    The biggest problem with herbal remedies is there are few scientific studies done to back up the claims, and most of the herbal remedy vendors of course are probably very disinterested in backing such studies, and the homeopathy vendors (the makers of those little vials which have "30x"/"60x"/"240x"/etc. numbers on them) know what they're selling is false hope/snake oil/bullshit so they certainly would not back formalized peer-reviewed studies.

    But, there are herbs (garlic for example) which can help fight certain sicknesses and lower cholesterol, herbs (ginseng) which can tweak your metabolic rate, herbs (cannabis, chaparral, milk thistle, and others) which help fight cancer (NOT as a primary treatment but in addition to chemotherapy, cyberknife/radiation, etc), herbs which can increase lactation (goats' rue, fenugreek, anise, blessed thistle, fennel), and so on. But trying to sort out the legitimate from the nonsense is difficult at best due to the lack of formalized studies; one only has anecdotes to go by.

    To rely only on herbal remedies was indeed foolish in Jobs' case. As it is only 20% last beyond one year with treatment. Last week I lost a friend to pancreatic cancer - he did herbals in conjunction with chemo and lasted four and a half years after diagnosis (his prognosis was 3 months when diagnosed). He improved for a bit, then got much worse when he decided he had enough and quit all treatments (western medicine and herbal, including cannabis), then got back on after it metastasized, and then from there it was a rapid progression of the cancer.

    Pancreatic cancer is no joke - people like Steve Jobs (Apple Computer), Richard Wright (Pink Floyd), Luciano Pavarotti (Operatic tenor), Patrick Swayze (actor) all go to prove that all the money in the world can't save you.

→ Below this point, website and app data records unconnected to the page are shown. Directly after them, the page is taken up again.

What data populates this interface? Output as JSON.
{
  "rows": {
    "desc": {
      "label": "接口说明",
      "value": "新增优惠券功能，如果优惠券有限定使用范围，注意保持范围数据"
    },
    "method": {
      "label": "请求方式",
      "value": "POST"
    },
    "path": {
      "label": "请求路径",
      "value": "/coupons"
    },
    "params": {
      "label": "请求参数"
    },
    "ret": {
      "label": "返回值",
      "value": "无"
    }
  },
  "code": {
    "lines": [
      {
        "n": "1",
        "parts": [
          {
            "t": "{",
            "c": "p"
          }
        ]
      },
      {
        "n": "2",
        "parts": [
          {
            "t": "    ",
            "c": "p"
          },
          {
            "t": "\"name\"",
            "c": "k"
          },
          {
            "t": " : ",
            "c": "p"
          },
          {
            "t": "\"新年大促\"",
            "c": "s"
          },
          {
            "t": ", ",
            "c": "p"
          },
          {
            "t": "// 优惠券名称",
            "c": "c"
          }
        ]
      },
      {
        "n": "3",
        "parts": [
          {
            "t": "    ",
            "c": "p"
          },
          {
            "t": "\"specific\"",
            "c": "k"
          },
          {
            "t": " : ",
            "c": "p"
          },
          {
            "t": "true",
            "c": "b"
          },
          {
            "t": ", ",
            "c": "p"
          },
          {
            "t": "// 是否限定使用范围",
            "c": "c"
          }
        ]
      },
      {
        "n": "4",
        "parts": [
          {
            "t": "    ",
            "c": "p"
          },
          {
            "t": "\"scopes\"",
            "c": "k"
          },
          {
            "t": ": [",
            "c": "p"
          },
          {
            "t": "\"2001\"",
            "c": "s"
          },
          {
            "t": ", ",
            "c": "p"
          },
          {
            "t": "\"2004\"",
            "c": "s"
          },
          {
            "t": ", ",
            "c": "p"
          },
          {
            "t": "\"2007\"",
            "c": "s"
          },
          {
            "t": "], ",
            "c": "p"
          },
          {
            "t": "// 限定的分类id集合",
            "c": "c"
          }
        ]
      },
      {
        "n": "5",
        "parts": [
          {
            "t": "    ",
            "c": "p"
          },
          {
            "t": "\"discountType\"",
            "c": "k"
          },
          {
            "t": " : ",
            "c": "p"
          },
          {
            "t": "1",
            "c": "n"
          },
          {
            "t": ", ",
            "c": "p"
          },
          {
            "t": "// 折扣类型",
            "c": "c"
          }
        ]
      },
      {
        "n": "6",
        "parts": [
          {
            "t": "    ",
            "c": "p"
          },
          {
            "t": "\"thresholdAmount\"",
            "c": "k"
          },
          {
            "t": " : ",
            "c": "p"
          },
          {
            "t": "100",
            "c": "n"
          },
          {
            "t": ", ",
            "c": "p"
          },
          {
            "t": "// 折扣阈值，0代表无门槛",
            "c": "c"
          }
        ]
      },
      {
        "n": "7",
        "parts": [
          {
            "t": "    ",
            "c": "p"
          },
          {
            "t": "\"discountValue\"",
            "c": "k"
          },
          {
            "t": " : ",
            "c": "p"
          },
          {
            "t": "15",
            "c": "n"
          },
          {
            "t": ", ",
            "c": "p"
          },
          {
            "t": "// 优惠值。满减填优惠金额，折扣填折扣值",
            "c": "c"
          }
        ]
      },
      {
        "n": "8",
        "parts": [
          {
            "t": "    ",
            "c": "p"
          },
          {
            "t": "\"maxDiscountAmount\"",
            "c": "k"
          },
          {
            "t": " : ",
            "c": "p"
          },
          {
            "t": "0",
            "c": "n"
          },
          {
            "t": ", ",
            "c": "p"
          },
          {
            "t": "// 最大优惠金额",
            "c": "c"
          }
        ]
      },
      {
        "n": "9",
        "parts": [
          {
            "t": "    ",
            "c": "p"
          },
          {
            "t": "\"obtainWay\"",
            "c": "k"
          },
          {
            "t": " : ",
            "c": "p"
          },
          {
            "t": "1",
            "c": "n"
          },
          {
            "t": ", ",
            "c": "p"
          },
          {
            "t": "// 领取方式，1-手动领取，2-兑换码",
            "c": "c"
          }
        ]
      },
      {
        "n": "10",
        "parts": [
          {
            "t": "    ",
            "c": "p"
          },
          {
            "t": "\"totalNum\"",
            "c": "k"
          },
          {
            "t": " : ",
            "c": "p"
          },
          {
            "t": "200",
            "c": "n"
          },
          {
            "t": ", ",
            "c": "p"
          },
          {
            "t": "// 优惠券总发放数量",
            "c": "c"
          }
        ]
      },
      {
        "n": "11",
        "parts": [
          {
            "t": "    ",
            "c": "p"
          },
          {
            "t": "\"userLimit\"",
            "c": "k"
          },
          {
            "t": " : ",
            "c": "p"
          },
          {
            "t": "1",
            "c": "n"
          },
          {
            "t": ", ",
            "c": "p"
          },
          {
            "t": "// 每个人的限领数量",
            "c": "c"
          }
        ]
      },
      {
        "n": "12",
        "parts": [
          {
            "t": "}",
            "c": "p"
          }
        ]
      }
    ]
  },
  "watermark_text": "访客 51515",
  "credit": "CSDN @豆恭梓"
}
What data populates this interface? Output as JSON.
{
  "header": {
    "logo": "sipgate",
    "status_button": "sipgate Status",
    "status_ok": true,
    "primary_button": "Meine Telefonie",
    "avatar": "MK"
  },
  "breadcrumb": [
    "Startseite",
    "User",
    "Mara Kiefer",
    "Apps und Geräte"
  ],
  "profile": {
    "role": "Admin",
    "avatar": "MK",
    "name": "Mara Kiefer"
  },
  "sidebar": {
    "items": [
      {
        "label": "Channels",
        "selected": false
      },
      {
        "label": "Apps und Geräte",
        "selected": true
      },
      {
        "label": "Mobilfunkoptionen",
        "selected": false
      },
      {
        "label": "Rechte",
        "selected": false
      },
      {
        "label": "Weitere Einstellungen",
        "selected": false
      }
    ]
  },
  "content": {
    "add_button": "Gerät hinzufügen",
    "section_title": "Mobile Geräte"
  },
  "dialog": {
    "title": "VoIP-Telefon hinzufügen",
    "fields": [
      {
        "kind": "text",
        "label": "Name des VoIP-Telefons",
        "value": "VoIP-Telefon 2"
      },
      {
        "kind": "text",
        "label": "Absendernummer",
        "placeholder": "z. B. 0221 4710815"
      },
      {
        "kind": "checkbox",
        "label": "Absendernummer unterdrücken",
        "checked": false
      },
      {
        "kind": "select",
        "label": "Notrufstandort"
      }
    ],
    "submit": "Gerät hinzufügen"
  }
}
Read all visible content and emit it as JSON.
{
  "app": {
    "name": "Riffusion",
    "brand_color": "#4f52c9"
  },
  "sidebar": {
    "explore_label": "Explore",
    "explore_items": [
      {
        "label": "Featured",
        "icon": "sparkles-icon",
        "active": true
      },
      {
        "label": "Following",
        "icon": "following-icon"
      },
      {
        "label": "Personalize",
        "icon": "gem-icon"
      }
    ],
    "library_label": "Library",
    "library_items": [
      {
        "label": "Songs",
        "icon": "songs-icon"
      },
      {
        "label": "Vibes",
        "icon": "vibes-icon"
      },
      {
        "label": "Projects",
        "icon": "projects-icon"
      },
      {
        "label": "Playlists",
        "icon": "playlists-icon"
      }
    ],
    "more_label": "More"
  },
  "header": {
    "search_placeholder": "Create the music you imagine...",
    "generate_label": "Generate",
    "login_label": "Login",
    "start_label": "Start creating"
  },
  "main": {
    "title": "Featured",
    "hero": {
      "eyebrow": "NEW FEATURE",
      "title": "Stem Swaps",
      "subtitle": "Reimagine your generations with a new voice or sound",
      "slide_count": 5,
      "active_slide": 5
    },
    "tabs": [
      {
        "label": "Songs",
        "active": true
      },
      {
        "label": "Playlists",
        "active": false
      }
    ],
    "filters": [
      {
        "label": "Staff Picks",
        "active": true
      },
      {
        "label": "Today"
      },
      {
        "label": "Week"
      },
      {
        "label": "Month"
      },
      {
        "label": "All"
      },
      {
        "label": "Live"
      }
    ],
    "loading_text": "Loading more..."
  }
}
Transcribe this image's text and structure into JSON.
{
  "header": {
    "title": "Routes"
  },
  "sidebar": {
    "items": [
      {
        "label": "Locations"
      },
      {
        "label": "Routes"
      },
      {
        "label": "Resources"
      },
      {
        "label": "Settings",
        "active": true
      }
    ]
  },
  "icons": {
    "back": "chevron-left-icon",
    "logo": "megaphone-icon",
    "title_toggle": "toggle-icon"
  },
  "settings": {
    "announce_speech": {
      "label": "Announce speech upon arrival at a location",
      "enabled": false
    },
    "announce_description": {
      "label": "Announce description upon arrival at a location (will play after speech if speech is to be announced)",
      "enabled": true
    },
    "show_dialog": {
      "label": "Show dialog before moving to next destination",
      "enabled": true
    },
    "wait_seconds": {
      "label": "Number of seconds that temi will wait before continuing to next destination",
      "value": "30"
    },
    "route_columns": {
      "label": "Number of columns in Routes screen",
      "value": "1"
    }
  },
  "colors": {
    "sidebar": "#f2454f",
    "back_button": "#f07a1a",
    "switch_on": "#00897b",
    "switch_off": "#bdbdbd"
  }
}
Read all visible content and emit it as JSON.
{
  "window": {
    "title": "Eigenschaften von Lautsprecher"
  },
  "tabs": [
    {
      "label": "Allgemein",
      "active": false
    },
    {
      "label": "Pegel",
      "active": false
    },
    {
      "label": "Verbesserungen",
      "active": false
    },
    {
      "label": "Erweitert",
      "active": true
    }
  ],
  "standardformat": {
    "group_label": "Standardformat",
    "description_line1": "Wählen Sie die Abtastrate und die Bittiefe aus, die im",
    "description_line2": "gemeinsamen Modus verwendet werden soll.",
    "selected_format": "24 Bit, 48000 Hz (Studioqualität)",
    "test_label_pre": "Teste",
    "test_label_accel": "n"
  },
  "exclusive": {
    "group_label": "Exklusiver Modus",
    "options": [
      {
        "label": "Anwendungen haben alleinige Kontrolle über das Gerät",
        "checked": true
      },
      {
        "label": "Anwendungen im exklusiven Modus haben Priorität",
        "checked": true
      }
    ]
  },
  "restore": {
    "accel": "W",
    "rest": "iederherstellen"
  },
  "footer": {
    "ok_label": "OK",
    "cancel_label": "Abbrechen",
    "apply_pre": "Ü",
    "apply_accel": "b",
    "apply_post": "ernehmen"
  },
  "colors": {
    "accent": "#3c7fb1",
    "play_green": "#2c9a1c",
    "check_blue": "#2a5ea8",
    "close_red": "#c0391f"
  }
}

    I lost two friends to pancreatic cancer in the last year in a half and in both cases it was partly their fault for getting false hope and quitting treatments when their tumors were down to "almost" nothing. Please don't screw around with herbals or at minimum don't rely on just herbals - see an oncologist and maybe, just maybe you'll be among the 4% that beat it. I will always wonder if my friends could have ultimately beaten it.

    Ultimately the best treatment is risk management: don't smoke, manage stress properly, eat few to no processed foods, don't overload on refined carbs, and get plenty of exercise. Preventive measures are free and far more effective than any treatment after the fact but even then it doesn't guarantee you won't get stricken with it.

  • Irony? (Score:3, Interesting)

    by linear a ( 584575 ) on Tuesday March 18, 2014 @11:10AM (#46515875)
    Wouldn't you expect St. Patrick's day to *reduce* the overall number of livers available.

"I shall expect a chemical cure for psychopathic behavior by 10 A.M. tomorrow, or I'll have your guts for spaghetti." -- a comic panel by Cotham